June 1999's top-seller was Uncanny X-Men #371, with preorders of approximately 125,600 copies in the direct market. 1999 was, by contrast, a year where not much at all was happening with major events, and Uncanny topped the charts ten months in a row. Check out the sales chart here:
June 1994's top seller was another X-Men issue — X-Men #35, from "adjectiveless" version of the series. It was the consensus leader at both Diamond and Capital City Distribution, outselling the original X-title by nearly 10%. Capital City alone sold 108,650 copies. While the Statement of Ownership reported overall sales of 614,075 copies, that's deceptive, as it's an average of months going back into the second half of the blockbuster year 1993; X-Men sales for the second half of 1994 were far lower, as evidenced by the next Statement that appeared, reporting average sales of 332,889 copies per issue.

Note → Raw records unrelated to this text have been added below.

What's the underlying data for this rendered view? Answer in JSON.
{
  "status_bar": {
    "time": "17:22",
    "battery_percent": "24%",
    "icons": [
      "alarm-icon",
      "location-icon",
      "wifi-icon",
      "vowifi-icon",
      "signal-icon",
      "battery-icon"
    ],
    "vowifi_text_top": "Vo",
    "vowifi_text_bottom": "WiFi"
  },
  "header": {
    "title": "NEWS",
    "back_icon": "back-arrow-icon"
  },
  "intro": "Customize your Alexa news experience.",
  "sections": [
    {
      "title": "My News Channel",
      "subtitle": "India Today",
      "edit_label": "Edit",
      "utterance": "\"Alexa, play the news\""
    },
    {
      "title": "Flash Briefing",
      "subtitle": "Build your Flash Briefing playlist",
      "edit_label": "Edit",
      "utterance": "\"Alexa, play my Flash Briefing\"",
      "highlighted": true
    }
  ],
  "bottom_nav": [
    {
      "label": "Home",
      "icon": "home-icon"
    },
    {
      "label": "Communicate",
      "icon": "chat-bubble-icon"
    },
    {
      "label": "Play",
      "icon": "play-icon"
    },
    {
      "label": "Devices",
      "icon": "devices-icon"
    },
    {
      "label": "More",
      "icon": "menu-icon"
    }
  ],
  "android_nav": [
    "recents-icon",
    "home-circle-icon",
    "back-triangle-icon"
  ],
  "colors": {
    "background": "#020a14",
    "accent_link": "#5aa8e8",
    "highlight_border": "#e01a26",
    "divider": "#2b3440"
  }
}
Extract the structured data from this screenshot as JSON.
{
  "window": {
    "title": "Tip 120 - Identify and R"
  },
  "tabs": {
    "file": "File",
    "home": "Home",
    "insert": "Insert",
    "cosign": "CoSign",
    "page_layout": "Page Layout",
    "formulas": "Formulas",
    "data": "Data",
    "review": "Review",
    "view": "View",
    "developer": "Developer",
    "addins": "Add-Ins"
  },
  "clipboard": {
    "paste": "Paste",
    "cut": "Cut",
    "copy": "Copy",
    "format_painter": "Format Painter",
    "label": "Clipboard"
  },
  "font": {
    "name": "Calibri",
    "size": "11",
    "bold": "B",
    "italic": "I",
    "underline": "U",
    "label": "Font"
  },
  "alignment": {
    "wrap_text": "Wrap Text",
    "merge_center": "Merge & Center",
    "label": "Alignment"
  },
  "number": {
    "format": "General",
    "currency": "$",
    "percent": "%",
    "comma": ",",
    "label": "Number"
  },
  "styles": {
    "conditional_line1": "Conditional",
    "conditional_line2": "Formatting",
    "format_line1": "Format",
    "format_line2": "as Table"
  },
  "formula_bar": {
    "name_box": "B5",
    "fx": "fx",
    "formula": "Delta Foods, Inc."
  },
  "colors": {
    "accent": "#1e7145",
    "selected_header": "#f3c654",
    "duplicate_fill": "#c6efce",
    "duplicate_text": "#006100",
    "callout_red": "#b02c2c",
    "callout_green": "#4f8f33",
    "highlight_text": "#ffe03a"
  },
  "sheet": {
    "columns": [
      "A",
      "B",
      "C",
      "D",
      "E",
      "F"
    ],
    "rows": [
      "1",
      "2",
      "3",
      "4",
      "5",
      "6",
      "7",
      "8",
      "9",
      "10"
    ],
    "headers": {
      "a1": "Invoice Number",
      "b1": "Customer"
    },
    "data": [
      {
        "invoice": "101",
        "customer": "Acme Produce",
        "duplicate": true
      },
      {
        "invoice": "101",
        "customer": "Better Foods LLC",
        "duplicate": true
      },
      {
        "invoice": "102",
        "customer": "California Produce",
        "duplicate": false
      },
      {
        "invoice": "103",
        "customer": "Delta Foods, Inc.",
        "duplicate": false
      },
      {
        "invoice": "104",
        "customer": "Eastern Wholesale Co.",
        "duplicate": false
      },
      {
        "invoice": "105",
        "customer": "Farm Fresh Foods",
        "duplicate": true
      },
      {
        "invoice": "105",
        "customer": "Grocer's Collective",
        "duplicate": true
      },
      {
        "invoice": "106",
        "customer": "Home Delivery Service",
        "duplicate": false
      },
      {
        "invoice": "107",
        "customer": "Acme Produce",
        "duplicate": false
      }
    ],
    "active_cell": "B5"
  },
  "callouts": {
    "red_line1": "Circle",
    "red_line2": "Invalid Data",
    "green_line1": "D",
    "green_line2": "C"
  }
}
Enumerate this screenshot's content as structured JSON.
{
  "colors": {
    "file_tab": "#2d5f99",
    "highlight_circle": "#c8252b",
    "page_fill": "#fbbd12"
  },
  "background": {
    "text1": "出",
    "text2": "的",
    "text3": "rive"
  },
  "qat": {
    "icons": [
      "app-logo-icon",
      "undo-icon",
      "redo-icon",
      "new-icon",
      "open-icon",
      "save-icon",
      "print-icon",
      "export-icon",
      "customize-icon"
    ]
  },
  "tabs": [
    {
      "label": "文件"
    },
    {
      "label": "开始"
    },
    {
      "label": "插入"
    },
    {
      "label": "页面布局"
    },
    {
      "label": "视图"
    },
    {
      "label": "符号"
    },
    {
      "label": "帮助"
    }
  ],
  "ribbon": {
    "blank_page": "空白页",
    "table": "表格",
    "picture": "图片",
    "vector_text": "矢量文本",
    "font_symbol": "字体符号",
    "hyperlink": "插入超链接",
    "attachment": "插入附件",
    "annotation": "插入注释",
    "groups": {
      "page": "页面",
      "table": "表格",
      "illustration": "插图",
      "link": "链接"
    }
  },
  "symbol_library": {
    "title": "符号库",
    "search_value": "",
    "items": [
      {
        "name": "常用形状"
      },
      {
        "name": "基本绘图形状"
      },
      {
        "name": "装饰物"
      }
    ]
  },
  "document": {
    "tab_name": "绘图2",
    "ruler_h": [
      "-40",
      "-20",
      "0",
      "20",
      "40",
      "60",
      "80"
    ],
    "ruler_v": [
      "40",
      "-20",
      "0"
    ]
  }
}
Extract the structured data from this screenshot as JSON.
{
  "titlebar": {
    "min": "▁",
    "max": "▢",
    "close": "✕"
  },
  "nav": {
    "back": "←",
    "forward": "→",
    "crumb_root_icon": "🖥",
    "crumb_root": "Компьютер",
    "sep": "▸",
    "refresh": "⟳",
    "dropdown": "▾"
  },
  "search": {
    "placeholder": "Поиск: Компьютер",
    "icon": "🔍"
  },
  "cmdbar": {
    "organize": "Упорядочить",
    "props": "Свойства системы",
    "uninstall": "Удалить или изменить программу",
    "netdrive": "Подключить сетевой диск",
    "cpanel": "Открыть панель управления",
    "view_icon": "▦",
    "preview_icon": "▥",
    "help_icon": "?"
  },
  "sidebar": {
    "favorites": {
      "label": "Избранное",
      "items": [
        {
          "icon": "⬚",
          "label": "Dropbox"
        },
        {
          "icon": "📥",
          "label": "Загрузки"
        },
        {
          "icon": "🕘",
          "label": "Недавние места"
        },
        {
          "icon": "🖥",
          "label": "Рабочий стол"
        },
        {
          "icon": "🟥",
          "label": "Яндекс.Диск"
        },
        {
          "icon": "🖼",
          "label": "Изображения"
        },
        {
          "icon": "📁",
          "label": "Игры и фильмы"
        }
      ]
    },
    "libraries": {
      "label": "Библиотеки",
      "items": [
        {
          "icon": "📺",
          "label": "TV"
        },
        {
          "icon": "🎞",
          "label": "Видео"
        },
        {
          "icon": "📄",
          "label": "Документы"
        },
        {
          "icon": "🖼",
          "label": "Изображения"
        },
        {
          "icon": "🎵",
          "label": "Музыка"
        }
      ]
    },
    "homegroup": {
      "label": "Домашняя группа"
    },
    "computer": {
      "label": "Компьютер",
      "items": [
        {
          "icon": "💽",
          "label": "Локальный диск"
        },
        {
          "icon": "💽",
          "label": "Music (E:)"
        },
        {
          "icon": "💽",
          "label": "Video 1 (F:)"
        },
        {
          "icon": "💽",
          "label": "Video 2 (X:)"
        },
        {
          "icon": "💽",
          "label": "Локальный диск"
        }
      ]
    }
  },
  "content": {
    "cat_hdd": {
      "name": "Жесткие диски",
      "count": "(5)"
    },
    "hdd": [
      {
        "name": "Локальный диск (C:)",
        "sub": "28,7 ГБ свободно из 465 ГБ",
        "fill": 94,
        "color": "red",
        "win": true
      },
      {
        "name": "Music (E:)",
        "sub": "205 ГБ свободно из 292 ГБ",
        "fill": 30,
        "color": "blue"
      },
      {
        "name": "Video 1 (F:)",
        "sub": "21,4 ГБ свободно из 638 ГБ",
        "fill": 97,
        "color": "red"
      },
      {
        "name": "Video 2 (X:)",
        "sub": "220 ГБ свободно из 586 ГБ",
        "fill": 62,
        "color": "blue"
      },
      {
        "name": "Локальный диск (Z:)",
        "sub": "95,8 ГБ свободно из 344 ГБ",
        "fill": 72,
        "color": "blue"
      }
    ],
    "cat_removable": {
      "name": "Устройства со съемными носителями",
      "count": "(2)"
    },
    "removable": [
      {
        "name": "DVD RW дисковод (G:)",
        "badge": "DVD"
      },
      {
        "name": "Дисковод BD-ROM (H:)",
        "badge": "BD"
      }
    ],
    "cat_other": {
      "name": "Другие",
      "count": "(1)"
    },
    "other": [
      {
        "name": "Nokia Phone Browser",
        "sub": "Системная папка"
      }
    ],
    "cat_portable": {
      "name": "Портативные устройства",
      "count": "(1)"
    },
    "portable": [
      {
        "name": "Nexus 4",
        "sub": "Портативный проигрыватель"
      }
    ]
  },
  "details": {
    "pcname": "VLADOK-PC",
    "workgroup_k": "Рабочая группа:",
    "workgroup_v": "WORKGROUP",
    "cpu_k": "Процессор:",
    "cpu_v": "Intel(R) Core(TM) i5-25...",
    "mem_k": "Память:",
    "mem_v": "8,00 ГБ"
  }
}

June 1989's top seller at Capital City was Batman #436, beginning Marv Wolfman's "Batman Year Three." It was the first of two issues of Batman that sold that month, #437 coming in second place. The first Tim Burton Batman film was released on June 23rd (the sneak preview was June 22) — and it had a significant impact on the direct market, with Batman titles topping the charts for the entire rest of 1989, including the multi-cover Batman: Legends of the Dark Knight, regarded by many (including this commentator) as the title launching the 1990s comics boom in earnest. Capital City's preorders on the issue were 118,650 copies, and the true total is at least in the neighborhood of half a million. Read more about the Batman film and comics sales .
Finally, June 1984's top comic book, both at Capital and likely everywhere else, was Marvel Super-Heroes Secret Wars #6, continuing the year-long mega-cross-over. As free-standing cross-over series go, this is one of the granddaddies!
Market share and other historical sales graphics can be found here.
Writer of comics and books about comics, John Jackson Miller (http://www.farawaypress.com) has tracked comics sales figures for years. He’s developing an online archive for academic researchers at The Comics Chronicles (http://www.comichron.com).